For far too many companies, marketing is a category that is actively managed by key suppliers (e.g., agencies of record) rather than the organization itself. It’s one of the last “hold out” areas in which vendors typically have access to far better insight on performance and ROI than the organization spending money in the area. This is already changing, however, in larger companies, especially in CPG, retail and high-tech, as procurement leads and more analytical CMOs regain control and influence from the creative types that previously ran the show on what was all too often a solo basis.more ▸
So far in this series, I have written about both the strengths and some of the limitations of basic sourcing tools – and when organizations should consider using them as opposed working with those that really do specialize in supporting more advanced sourcing organizations and sourcing requirements. Another key area that I’ve observed again and again in my research (including both public and private sector) in the case of more advanced tools is when organizations must have sourcing applications reflect heavy levels of governance and process based on regulatory or other requirements.more ▸
Last week I was in the United Arab Emirates to present two of our Real World Sourcing briefing sessions in Dubai (Transforming Procurement – Myth or Reality?) and Abu Dhabi (Contract Management). The sessions are supported by Tejari (the BravoSolution joint venture in the region) and CIPS MENA – thanks to them for their effort and enthusiasm. I admit, I find Dubai a fascinating but deeply strange place – admirable in many ways, but I struggle with the pace of development and just the heat! But I love the sessions themselves – no criticism of our UK Real World Souring […]more ▸

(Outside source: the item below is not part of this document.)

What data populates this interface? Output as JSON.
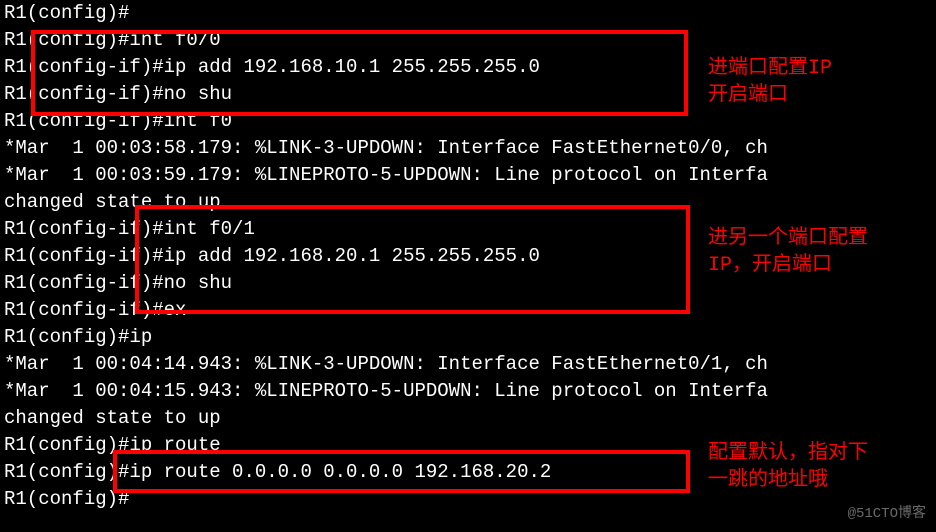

As we continue our coverage of Accenture's Spend Trends Report, we turn our attention to the topic of energy prices and cost pressure. A number of Accenture’s findings are actually quite similar to a longer-term perspective we presented in a recent Spend Matters PRO research brief titled "Will the Cost of Energy Increase? On Statistics from the US Energy Information Administration." As Accenture notes in their analysis, energy prices are continuing on a long-term up-trend with short-term pullback and volatility along the way, albeit with a underlying long-term inflationary undertone.more ▸